Heat wave alerts and information from IRCS

In the year 2015 heat wave caused the deaths of approximately 2,500 people during the summer months and dry season that lasts from March to July in India. The 2015 heat wave has had the highest recorded temperatures since 1995. This year there is a possibility of a severe heat wave that may affect the regions of Odisha, Andhra Pradesh, Bihar, Jaharkhand, West Bengal, UP and Maharashtra.

A Heat Wave is a period of unusual high temperatures (more than 40 and 45*C) that typically happens in India between March and June.

  1. Does

Avoid dehydration

Hand out water during public events and in traffic jams. Remind children, elderly people and other vulnerable groups whose ability to recognize their own thirst may be limited to drink water and soup regularly. Involve youth to support with extra care and activities in communities.  Eat light meals and fruits rich in water content like melons, cucumber, citrus fruits, aam panna, bel sharbat, jal jeera, chaas or lassi.

Protect from the sun

Use sunscreen, sunglasses, hats, umbrellas, especially during peak hours. Use wet towels to have a cooling effect when worn on the shoulders, neck and head.

Stay cool

Use fans and ceiling fans to have some air circulation throughout your home; eliminate extra sources of heat (incandescent light bulbs, computers, etc). Keep your home cool, use curtains, sunshade and keep open windows at night to have adequate ventilation. Stay at home during peak hours. Listen to weather forecasts and be aware of temperature changes.

In case of symptoms of heat-related illnesses, consult a doctor:

Heat cramps, heat rash, heat exhaustion and heat strokes are symptoms of heat-related illnesses. The signs of the symptoms are:

Heat Cramps: Ederna (Swelling) and Syncope (Fainting), usually accompanied by fever

Heat Exhaustion: Fatigue, weakneses, dizziness, headache, nausea, vomiting, muscle cramps and sweating

Hat Stoke: body temperatures of 40*C or more with delirium, seizures or coma. In case of heat stroke, get the person into a shady area and make the person lie down with feet slightly elevated. Wipe the body with a wet towel and five him/her ORS/lemon water or juice to re-hydrate the body. Take the person to the nearest health canter if symptoms do not improve in one hour  

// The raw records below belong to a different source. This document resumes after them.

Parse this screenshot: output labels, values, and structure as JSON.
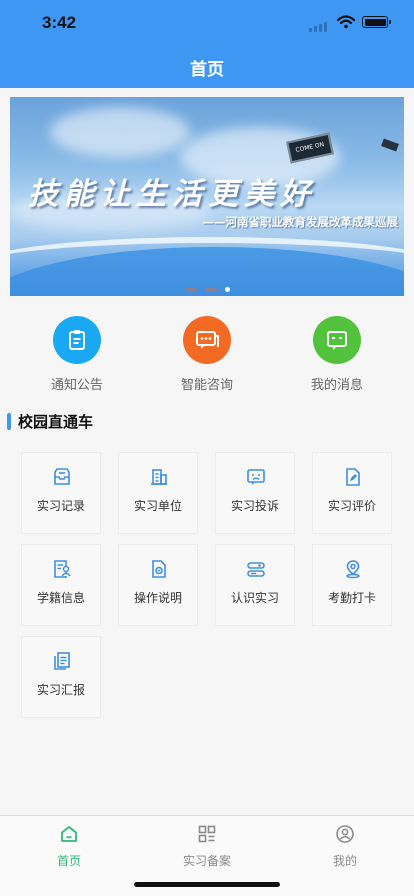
{
  "status_bar": {
    "time": "3:42"
  },
  "header": {
    "title": "首页"
  },
  "banner": {
    "slogan": "技能让生活更美好",
    "subtitle": "——河南省职业教育发展改革成果巡展",
    "sign_text": "COME ON",
    "slide_count": 3,
    "active_slide": 3
  },
  "quick_actions": [
    {
      "label": "通知公告",
      "icon": "notice-icon",
      "color": "#1ba8f2"
    },
    {
      "label": "智能咨询",
      "icon": "chat-icon",
      "color": "#f26a24"
    },
    {
      "label": "我的消息",
      "icon": "message-icon",
      "color": "#52c23c"
    }
  ],
  "section": {
    "title": "校园直通车"
  },
  "grid": [
    {
      "label": "实习记录",
      "icon": "inbox-icon"
    },
    {
      "label": "实习单位",
      "icon": "building-icon"
    },
    {
      "label": "实习投诉",
      "icon": "complaint-icon"
    },
    {
      "label": "实习评价",
      "icon": "edit-icon"
    },
    {
      "label": "学籍信息",
      "icon": "student-id-icon"
    },
    {
      "label": "操作说明",
      "icon": "gear-document-icon"
    },
    {
      "label": "认识实习",
      "icon": "toggle-icon"
    },
    {
      "label": "考勤打卡",
      "icon": "location-pin-icon"
    },
    {
      "label": "实习汇报",
      "icon": "report-icon"
    }
  ],
  "tabbar": {
    "items": [
      {
        "label": "首页",
        "icon": "home-icon",
        "active": true
      },
      {
        "label": "实习备案",
        "icon": "grid-icon",
        "active": false
      },
      {
        "label": "我的",
        "icon": "user-icon",
        "active": false
      }
    ],
    "active_color": "#2db87d"
  },
  "colors": {
    "primary": "#3f97f4",
    "icon_accent": "#3f8fe0"
  }
}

  1. Don’ts

Don’t eat food that is high in proteins, such as meat and nuts.

Proteins increase metabolic heat and warm your body.


Don’t go out in the hot sun

As far as possible, try to be at home or at the office during the hottest hours of the day


Don’t drink alcoholic drinks and caffeine

Both of these substances can act as diuretics and promote dehydration.


Never leave children and pets alone in parked vehicle

Remind children to drink regularly and don’t leave them alone in a parked car. Keep animals in shade, give them a cool bath or shower and give them sufficient water to drink.